How have I lived in DC for ten years and never eaten at Malaysia Kopitiam? It seems like a grave oversight, one I am glad to have finally righted.
I don't eat Malaysian food often. I've been to the Straits of Malaya a couple of times, but otherwise, I am more likely to eat Thai, Chinese or Vietnamese before I think of indulging in the cuisine of Malaysia. How wrong, how misguided! As I tucked into an enormous bowl of hot, sweet and sour broth rich with rice noodles, tuna, red onion and mint I thought of how satisfying, tasty and exotic this cuisine was, and was already planning a return visit.
The service is pretty slow -- our dinner lasted over two hours, just two of us ordering an appetizer and an entree -- but luckily food was worth waiting for. We started with an appetizer, similar to something I've had many times at dim sum, slightly sweet, sticky rice in a tight cylinder stuffed with a spicy minced chicken, wrapped and grilled in a banana leaf. Unfold the banana leaf and you get a sweet, spicy, smoky delight.
My main course, as I mentioned, was a huge noodle bowl -- so big I had enough for two leftover lunches. The assam laksa noodle soup was dark red and garnished with green flecks of onion and large green mint leaves. The flavors worked well together, like the hot and sour soup you're used to at Chinese restaurants, but on steroids. The boldness of the hot, sour and sweet, with the thick ropes of rice noodles was perfect for the cold rainy night from which I had sought shelter.
We also got a vegetable entree to split as a side dish; I was trying to get at least a few green things into the meal. We ordered watercress in fermented tofu sauce purely because I'd never had fermented tofu sauce. And guess what? It's not nearly as weird as I thought it might be. I was picturing some Andrew Zimmern-esque, stinky tofu madness, but it tasted mostly of ginger and watercress with only a hint of sour and savory -- in other words, delicious. I ate the leftovers tossed with egg noodles the next day, and it was delightful.
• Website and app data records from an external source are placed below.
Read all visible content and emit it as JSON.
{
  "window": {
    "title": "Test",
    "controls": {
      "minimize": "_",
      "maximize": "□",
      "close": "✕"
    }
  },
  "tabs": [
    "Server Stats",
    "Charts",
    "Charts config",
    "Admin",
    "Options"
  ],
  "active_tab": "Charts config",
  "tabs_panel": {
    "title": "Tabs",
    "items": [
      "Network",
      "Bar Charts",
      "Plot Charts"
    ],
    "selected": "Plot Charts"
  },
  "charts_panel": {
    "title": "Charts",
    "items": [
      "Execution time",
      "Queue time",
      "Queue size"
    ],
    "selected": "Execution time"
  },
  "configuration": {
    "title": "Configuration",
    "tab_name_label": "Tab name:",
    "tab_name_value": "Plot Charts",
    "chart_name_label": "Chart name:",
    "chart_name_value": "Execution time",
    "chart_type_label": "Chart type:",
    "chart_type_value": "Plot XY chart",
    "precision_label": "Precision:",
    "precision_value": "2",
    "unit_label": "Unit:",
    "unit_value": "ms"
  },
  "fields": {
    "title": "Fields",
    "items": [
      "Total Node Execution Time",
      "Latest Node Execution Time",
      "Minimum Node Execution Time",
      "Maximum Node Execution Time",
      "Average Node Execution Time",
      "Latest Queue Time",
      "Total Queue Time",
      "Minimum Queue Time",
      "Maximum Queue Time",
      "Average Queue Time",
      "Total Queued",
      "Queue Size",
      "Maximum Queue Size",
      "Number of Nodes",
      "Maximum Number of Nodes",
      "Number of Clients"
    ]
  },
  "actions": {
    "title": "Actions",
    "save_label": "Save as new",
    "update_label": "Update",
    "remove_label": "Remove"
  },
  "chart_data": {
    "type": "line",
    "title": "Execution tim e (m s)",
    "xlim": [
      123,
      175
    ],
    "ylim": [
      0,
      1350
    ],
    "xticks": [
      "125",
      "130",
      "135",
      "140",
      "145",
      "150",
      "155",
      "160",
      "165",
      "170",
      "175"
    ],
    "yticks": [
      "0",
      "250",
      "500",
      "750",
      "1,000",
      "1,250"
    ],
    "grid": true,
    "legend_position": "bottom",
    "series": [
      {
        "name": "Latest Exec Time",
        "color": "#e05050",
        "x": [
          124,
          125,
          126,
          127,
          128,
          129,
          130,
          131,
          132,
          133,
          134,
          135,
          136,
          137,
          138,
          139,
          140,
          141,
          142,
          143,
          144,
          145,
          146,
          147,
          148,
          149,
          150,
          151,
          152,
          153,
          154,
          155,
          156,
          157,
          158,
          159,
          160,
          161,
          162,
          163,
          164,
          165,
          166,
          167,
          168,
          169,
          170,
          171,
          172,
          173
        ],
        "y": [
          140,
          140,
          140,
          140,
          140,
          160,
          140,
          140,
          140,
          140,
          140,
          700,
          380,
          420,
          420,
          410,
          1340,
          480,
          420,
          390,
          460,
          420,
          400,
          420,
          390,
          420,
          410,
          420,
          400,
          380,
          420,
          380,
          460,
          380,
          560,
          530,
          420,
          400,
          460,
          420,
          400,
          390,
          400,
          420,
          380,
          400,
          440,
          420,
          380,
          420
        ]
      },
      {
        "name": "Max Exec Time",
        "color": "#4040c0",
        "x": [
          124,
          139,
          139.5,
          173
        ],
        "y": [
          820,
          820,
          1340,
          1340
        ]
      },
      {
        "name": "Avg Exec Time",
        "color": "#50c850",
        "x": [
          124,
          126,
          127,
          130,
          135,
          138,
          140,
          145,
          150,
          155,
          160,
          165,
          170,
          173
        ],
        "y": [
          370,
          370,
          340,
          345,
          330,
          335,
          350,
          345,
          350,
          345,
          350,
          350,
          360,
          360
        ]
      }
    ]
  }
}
The lesson of the evening? Malaysian cuisine is vibrant and bold -- every dish had at least three strong flavor components going for it, all playing off of each other and combining in delicious ways. The meal was surprising and affordable (entrees in the $10 range and big enough for at least two meals) and I will be going back soon.